CHICAGO (Reuters) - Harley-Davidson Inc’s workers in Milwaukee and Tomahawk, Wisconsin, have rejected the motorcycle maker’s proposal for a five-year contract, their union said on Tuesday, citing non-financial issues such as temporary workers and job security.
The current seven-year contract had been set to expire on April 1. But Harley and the United Steelworkers (USW) union, which represents more than 1,000 hourly employees at the two facilities, said they had agreed to extend the contract through April 14.
The union is pressing the Milwaukee-based company to address issues related to temporary workers, job security, scheduling, and seniority and temporary workers rights.
A USW official told Reuters the union wants to protect full-time workers from layoffs.
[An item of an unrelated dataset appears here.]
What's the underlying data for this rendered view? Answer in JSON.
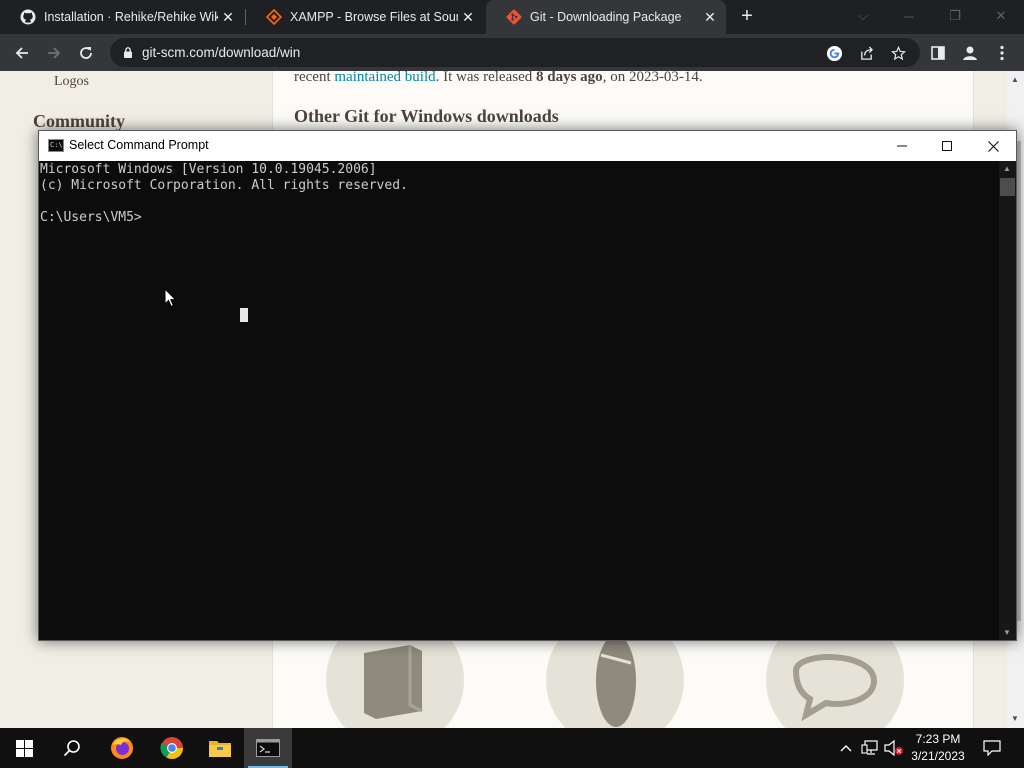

While it is asking for a road map that would allow temporary workers to become full-time workers, it is opposed to the company using temporary workers to pull work away from full-time employees.
Patricia Sweeney, corporate media relations manager at Harley, said a flexible workforce enables the company to staff efficiently during the peak motorcycle demand season, helping it manage its cost structure and remain competitive.
“This enables us to effectively manage the seasonality of our business,” Sweeney told Reuters. “It’s a practice we’ve had in place for the past seven years.”
Earlier, the company said it was disappointed with the union’s decision to reject a “competitive” offer. Harley, however, said production would continue as usual at all of its facilities.
Under the proposed agreement, Harley’s employees would have received a 14 percent wage increase during the contract period as well as a $2,250 signing bonus.
The proposal also included no changes to healthcare and significant pension enhancements for current employees, along with a retirement incentive for those eligible to retire, Harley said.
The average wage for current, regular full-time employees under the first year of the agreement was proposed to be over $25 an hour in Tomahawk and over $33 per hour in the Milwaukee area.
The statement did not quantify the financial impact of the proposal for a company that has been struggling to revive demand in the United States, which accounts for nearly 60 percent of total bike sales.
Adding to its troubles, it is estimated that a tariff war waged by U.S. President Donald Trump will cost the company between $100 million and $120 million in 2019 and contribute to a 6-percentage-point drop in operating margins in the quarter that just ended.
To avoid fallout from the tariff war, Harley is spending $15 million to expand a facility in Thailand to serve European markets.
A decision to shift production out of the United States for European markets was announced last summer after the EU slapped tariffs on U.S. imports in response to Trump’s duties on steel and aluminum imports from the trading bloc.
Trump had blasted Harley’s decision and publicly backed a boycott of the company.
Reporting by Rajesh Kumar Singh, editing by G Crosse, Tom Brown and Jonathan Oatis